What a weird weekend. Because of the impending storm, we planned to spend a rare summer weekend at home. On Saturday, I dashed around madly trying to cram all my weekend errands into one day. The highlight was a visit to the Waltham Farmers Market, a favorite, but one I can rarely visit because it’s on Saturdays when we are usually in Maine. We stocked up on bountiful produce: tomatoes of all shapes and sizes, corn, colorful carrots, peaches, nectarines, plums, and more. My favorite find was the cookie lady at ButterGirl Baking. We sampled a few kinds and settled on Brown Sugar Shortbread for me and Double Chocolate for Howard.
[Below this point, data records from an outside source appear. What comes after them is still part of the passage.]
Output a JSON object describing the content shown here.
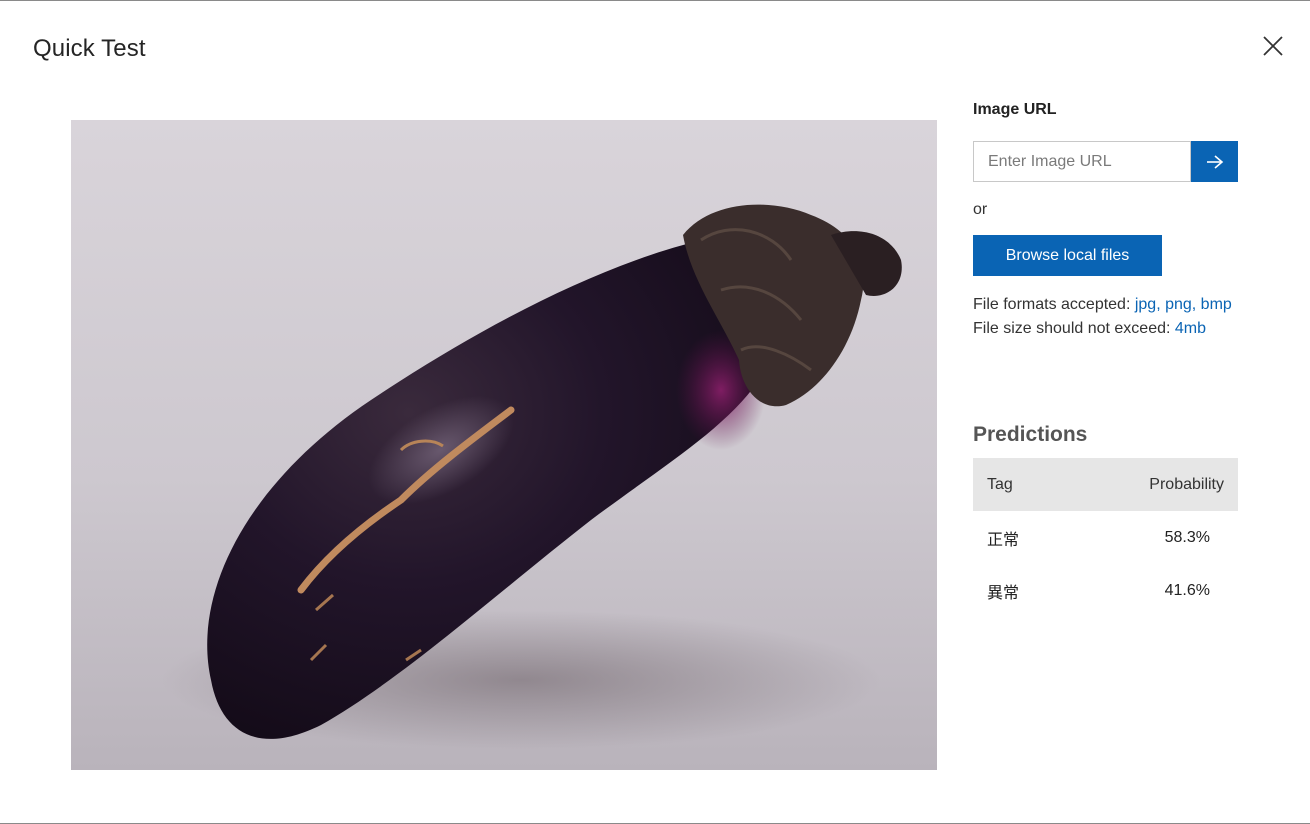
{
  "dialog": {
    "title": "Quick Test"
  },
  "image_url": {
    "label": "Image URL",
    "placeholder": "Enter Image URL",
    "submit_icon": "arrow-right-icon"
  },
  "or_text": "or",
  "browse": {
    "label": "Browse local files"
  },
  "file_info": {
    "formats_prefix": "File formats accepted: ",
    "formats_links": "jpg, png, bmp",
    "size_prefix": "File size should not exceed: ",
    "size_link": "4mb"
  },
  "predictions": {
    "title": "Predictions",
    "columns": [
      "Tag",
      "Probability"
    ],
    "rows": [
      {
        "tag": "正常",
        "probability": "58.3%"
      },
      {
        "tag": "異常",
        "probability": "41.6%"
      }
    ]
  },
  "colors": {
    "accent": "#0a64b4",
    "header_bg": "#e6e6e6"
  },
  "icons": {
    "close": "close-icon",
    "submit": "arrow-right-icon"
  }
}
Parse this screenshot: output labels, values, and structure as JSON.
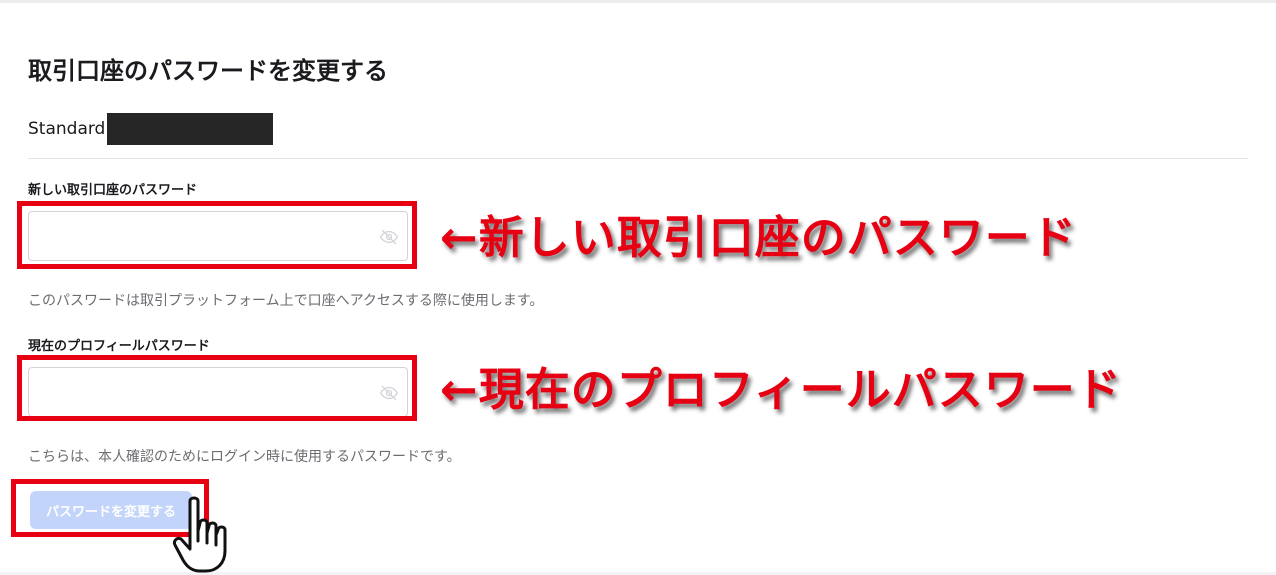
{
  "page": {
    "title": "取引口座のパスワードを変更する",
    "account_type": "Standard"
  },
  "fields": {
    "new_password": {
      "label": "新しい取引口座のパスワード",
      "value": "",
      "placeholder": "",
      "hint": "このパスワードは取引プラットフォーム上で口座へアクセスする際に使用します。"
    },
    "current_password": {
      "label": "現在のプロフィールパスワード",
      "value": "",
      "placeholder": "",
      "hint": "こちらは、本人確認のためにログイン時に使用するパスワードです。"
    }
  },
  "actions": {
    "submit_label": "パスワードを変更する"
  },
  "annotations": {
    "new_password": "←新しい取引口座のパスワード",
    "current_password": "←現在のプロフィールパスワード"
  },
  "icons": {
    "visibility_toggle": "eye-off-icon",
    "pointer": "pointing-hand-icon"
  },
  "colors": {
    "annotation_red": "#e60012",
    "button_disabled_blue": "#c2d4f9",
    "text_primary": "#1b1b1f",
    "text_hint": "#6c6c72"
  }
}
Yum!
The predictions for the storm were serious. There were shutdowns in New York City, train service was suspended on the Northeast Corridor, and my in-laws had to leave the NJ shore under mandatory evacuation. Several reverse 911 calls from our town urged us to “shelter in place”. So we settled in and waited for the fury to arrive.
What do you do with a “summer snow day”? My house was in desperate need of cleaning, so that was on the list. Pile of books and magazines beckoned to me. And, of course, how could I spend an entire day at home without cooking? With all my running around on Saturday, I hadn’t really “planned” for any specific recipes. That made it more fun to pull together something with what we had around. It wasn’t like the cupboard was bare, so there were many choices to work with.
With frightful weather outside, it seemed like the perfect day for a hearty soup, not what I would normally expect to crave in August. I was tempted by the many ears of fresh sweet corn. There was also leftover roasted chicken in the refrigerator and freshly dug potatoes. I also found a nearly full bottle of cream and its expiration date hadn’t passed. Everything needed to inspire a corn chowder.
Chipotle Chicken Corn Chowder
1 Tbsp butter
1 Tbsp olive oil
2 onions, diced
1 lb waxy potatoes, unpeeled, diced into ½-inch pieces
1 quart chicken broth
Kernels from 4 ears of corn
2 cups diced cooked chicken
1 or 2 canned chipotles in adobo sauce, pureed
1½ cups light cream
Salt & pepper to taste
In a large soup pot, add the olive oil and butter, and heat over medium heat until the butter melts. Add the onions, and sauté until softened, about 10 minutes. Add the diced potatoes and the chicken broth. Bring to a boil, then reduce heat and simmer for 10 minutes, or until the potatoes are just tender. Add the corn kernels, diced chicken, pureed chipotles, and cream. Simmer another 10 minutes until warmed through. Season with salt and pepper to taste.
In the end, we were relatively unscathed by the storm, at least here in Lexington. The wind and rain were wild at times. I was nervous when Howard took Bella out to walk. (For better or worse, I have a dog who will not even consider using her yard as a toilet.) Unlike friends across town, we didn’t lose power, so passed a relatively normal day. The yard was littered with small twigs and branches, but no trees came down. The basement stayed dry. Two days later, there are still people in my town without power, so I’m feeling fortunate.
How we fared in Maine is a different story. A tree fell across power lines on our road, knocking out the electrical service and making travel to the main road dangerous for those that need to pass under that tree to get in or out. Current projection for restored power is Saturday, but there are no guarantees. Unfortunately, most of our neighbors are year-round residents rather than the weekenders we are, so they have no escape. We’ll go up this weekend to check out the situation. We’re hoping that the skylights we left ajar didn’t let in too much water. At the very least, we need to go empty out the freezer, which should be quite ripe by the weekend.
All in all, I am incredibly thankful. It could have been much, much worse. My heart goes out to everyone left in the wake of Irene’s destruction.